This year’s Hot Mango and Tomato Chutney is in the jars. I make some version of this every year around this time, when mangoes, tomatoes and chilies are all available in glut proportions. It’s never quite the same. A jar of home-made chutney on the shelf is one of those kitchen magician pantry items – it allows you to magic a meal out of a fridge that is nearly bare. It transforms a very plain dhall or vegetable slice or lentil patties into a dinner guests worthy meal. I really like pantry items like that. They allow you to use up the last of things in the fridge and save you from “having” to go shopping when you have better things to do.
There’s some basic chutney concepts to follow, but from then on, it’s infinitely variable.
The Base Recipe:
Sterilize some jars by boiling for 20 minutes or pressure cooking for 10.
Place in a heavy-based saucepan and bring to the boil:
4 medium under-ripe mangoes, peeled, seeded and diced
6 under-ripe tomatoes, sliced
teaspoon grated fresh ginger
2 cloves garlic, minced
2 chopped onions
1 cup currants
4 red chillies, chopped
2 tablespoons fresh coriander or culantro, chopped
1/4 teaspoon cayenne
2 cups malt vinegar
2 cups brown sugar
salt to taste
Simmer gently for 10 minutes and adjust the salt to taste. Then simmer very gently, stirring, until mangoes are soft and mixture is jam-like. Bottle in the hot sterilized jars.
The recipe is very variable:
You can use just about any sweet fruit in place of the mangoes, (though I do think mangoes make the absolute best chutney). This time I added a few tamarillos just because I had them, but apples, pears, peaches, plums and apricots also all make good chutney. You can use over or under ripe fruit – under gives you a better tart edge, over gives you a jammier chutney. I like under better.
You can use just about any vegetable as well as or in place of the tomatoes, but if you use a non-acid vegetable, you should increase the amount of vinegar. I added half a tromboncino and half a small pumpkin to this one.
You can increase or decrease the amount of chili. This time I left out the cayenne but doubled the chili for a hot-sweet chutney.
You can use sultanas or any other dried fruit in place of the currants, or leave them out altogether (though I do think the little pops of sweetness add to it).
You can increase or decrease the ginger and garlic and onion (though I do think the essence of a good chutney is that sweet-hot-acid balance, so you need some onion and ginger at least).
You can vary the spices.
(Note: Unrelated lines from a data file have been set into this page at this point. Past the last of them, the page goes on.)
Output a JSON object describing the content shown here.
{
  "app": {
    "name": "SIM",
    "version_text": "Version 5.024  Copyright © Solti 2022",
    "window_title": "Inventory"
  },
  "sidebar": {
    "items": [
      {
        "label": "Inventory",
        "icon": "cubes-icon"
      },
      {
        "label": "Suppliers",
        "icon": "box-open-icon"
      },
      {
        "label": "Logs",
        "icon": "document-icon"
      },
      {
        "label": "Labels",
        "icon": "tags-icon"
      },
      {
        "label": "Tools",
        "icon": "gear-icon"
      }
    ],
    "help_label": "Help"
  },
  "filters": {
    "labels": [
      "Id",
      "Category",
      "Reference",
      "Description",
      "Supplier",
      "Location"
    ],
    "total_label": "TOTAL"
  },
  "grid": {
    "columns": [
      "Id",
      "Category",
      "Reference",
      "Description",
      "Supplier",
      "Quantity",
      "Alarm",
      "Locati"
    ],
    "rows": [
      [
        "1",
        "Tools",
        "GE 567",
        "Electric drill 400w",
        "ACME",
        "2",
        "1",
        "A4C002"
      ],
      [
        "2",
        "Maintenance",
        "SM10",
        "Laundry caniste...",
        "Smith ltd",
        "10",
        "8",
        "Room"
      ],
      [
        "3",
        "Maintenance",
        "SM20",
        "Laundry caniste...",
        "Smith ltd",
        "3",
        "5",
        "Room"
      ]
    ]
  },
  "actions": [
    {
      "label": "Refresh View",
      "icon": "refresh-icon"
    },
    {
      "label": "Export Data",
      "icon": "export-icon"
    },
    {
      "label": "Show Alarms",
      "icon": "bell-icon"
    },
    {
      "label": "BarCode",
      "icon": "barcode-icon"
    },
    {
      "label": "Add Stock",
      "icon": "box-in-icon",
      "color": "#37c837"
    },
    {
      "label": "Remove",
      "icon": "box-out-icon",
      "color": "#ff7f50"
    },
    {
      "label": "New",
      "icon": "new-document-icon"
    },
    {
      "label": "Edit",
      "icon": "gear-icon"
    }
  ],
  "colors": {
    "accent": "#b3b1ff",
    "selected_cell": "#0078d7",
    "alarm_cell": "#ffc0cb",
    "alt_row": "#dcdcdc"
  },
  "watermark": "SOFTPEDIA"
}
This time I added a couple of teaspoons of nigella seeds to bring up the peppery taste.
You can vary the herbs . This time I used lime basil in place of coriander, but I’ve also used Vietnamese mint, Thai basil and mint.
You can decrease the amount of salt. Salt is not the major preserving agent in chutney, so it is just for the taste really, but it’s all about balance so a bit of salt is good.
But there are bits you can’t change:
The vinegar is important. Chutney needs to be acid enough to preserve safely (and “safely” means safe from the risk of botulism, so it’s a big safely). So you need two cups of vinegar if you use tomatoes, more if you use a non-acid vegetable.
The sugar is important. You can decrease it a little bit if your fruit is ripe and has its own sugar and you have included a sweet dried fruit like currants, but the sugar is needed both to help it thicken and set, and to preserve it against mould. The sugar works with the pectin in the fruit to give chutney that jammy consistency, so if you use a sugar substitute, your chutney might be runny. It also helps with the preserving – not as vital as the vinegar but useful to extend the shelf life. You only eat a very small amount of chutney as a condiment, so unless you are really religiously avoiding sugar, add the sugar. If you are avoiding sugar altogether, make just enough to use fresh.
The cooking time is important. You need to cook it until it is thick and jammy, (both for a good chutney texture but also to preserve it safely) and then bottle it straight away in hot sterilized jars. (Be very careful – hot chutney or jam makes the worst kind of burn).
Home-made chutney is one of those things that is so different to the bought kind that it makes a good gift. It’s a wonderful accompaniment to a whole range of recipes. These are the ones I’ve linked back to the recipe with over the last couple of years of blogging, but it works with any kind of curry or vegetable patties or slices.
- Sweet Corn and Capsicum Omelette Pikelets
- Kangaroo Vindaloo
- Spinach and Feta Omelette Pikelets
- Fresh Pea and Mint Omelette Pikelets
- Zucchini Muthia on an Indian Platter
- Zucchini, Carrot and Sunflower Seed Slice
- Zucchini and Haloumi Patties